Water treated with surfactants create a flatter bead. Weaker surface tensions mean weaker walls, less able to support a structure. And weaker walls mean more collisions. Surfactants just make water more effective at airborne suppression.

Surfactants can help make a smaller amount of water go further, but as with any chemicals or additives, you always need to pay special attention to the environmental impact and runoff – and impact to product.

Dust Control Systems Droplet Surface Tension
Dust Control Systems Droplet Surface Tension

Get a FREE site analysis and plan for dust control today!

Talk to a dust control specialist today and analyze your jobsite to create a power dust control plan today!

Free Site Analysis

Request Site Analysis

Every site is different. Tell us about your site so we can recommend a solution.

Sending

More BossTek

Using DustBoss Cannons for Dispersing Disinfectant

By BossTek | March 27, 2020

Across the world, officials are looking for ways to combat the spread of disease. Many countries are turning to water cannons and misting systems to distribute disinfectant on a larger scale. Doing so can facilitate cleaner environments, both indoors and outside, while minimizing the number of personnel required for such cleaning processes. For decades, DustBoss®… Continue Reading

Urban Demolition Project Uses Atomized Mist to Comply with Dust Regulations

By BossTek | March 18, 2020

A Colorado demolition firm with a reputation for environmental stewardship on complex large-scale projects has successfully complied with strict urban dust suppression regulations throughout a sensitive 18-month demolition project, from structural implosion to site clearing.  Using two atomized misting cannons to control dust created by the takedown, Colorado Cleanup Corporation (CCC) was able to demolish… Continue Reading

Aluminum Die Caster Uses Air Cannons For Positive Airflow & Temperature Control

By BossTek | March 4, 2020

A pioneer in dust and odor control equipment has helped an aluminum die casting company cool its operations and create a more pleasant working environment by employing powerful air cannon technology. LeClaire Manufacturing is using two DustBoss® DB-30™ dust cannons from BossTek® to improve airflow, reduce indoor temperatures and direct air toward internal ventilation systems. … Continue Reading

Industrial Dust Collector – Dust Control Method

By BossTek | February 19, 2020

Past large misting cannons and nozzle-based fogging systems, industrial dust collectors are a large source for dust control.
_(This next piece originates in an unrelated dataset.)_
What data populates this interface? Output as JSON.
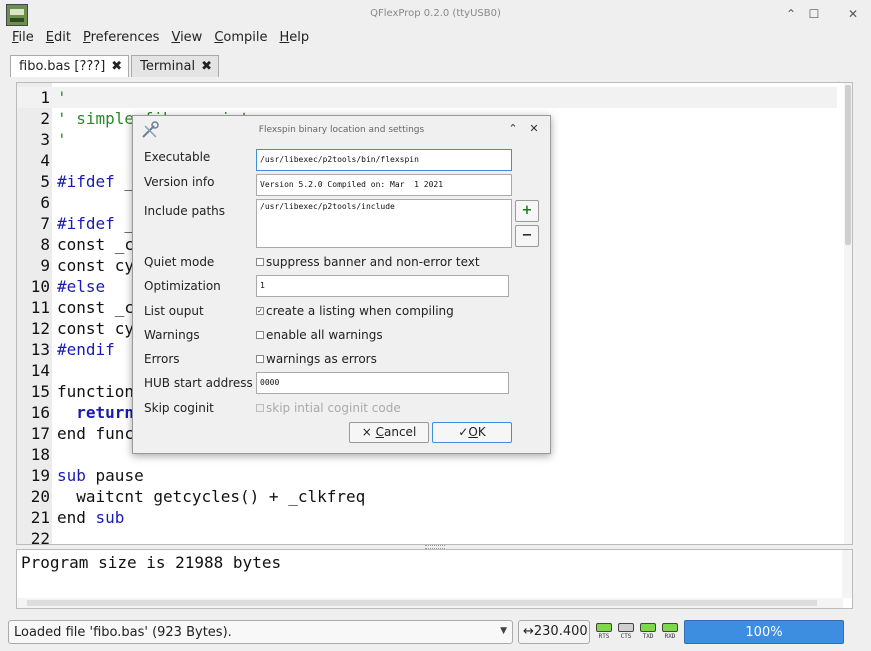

Their applications vary from the two water-based systems and provide optimal dust suppression in operations where water is not wanted. Learn more about how all three of the systems are effective solutions to remove dust from the… Continue Reading

Demolition Contractor Controls Dust Levels in Highly Regulated Hospital Zone

By BossTek | February 5, 2020

The Medical University of South Carolina (MUSC) in Charleston is one of the state’s top hospitals, ranked among the best pediatric medical institutions in the country.  The facility is in the process of expanding and upgrading — supported by donations, grants and state contributions — and has begun construction of the MUSC Shawn Jenkins Children’s… Continue Reading

Remove Dust from the Air at Industrial Sites

By BossTek | January 22, 2020

Trying to stop dust from getting in the air is a valiant effort. Unfortunately, it’s a hard fought battle. In most scenarios, dust is going to be generated and released into the air upon disruption. The demolition industry has copious amounts of dust created during the tear down of structures that preventive methods are not… Continue Reading

Subscribe and Stay Up-to-Date!

Receive a monthly newsletter keeping you up-to-date on the latest in dust and odor control.

Subscribe

This entry was posted in Blog Separation, Dust Control, DustBoss, Educational, News, Product Information, Product Information. Bookmark the permalink. Both comments and trackbacks are currently closed.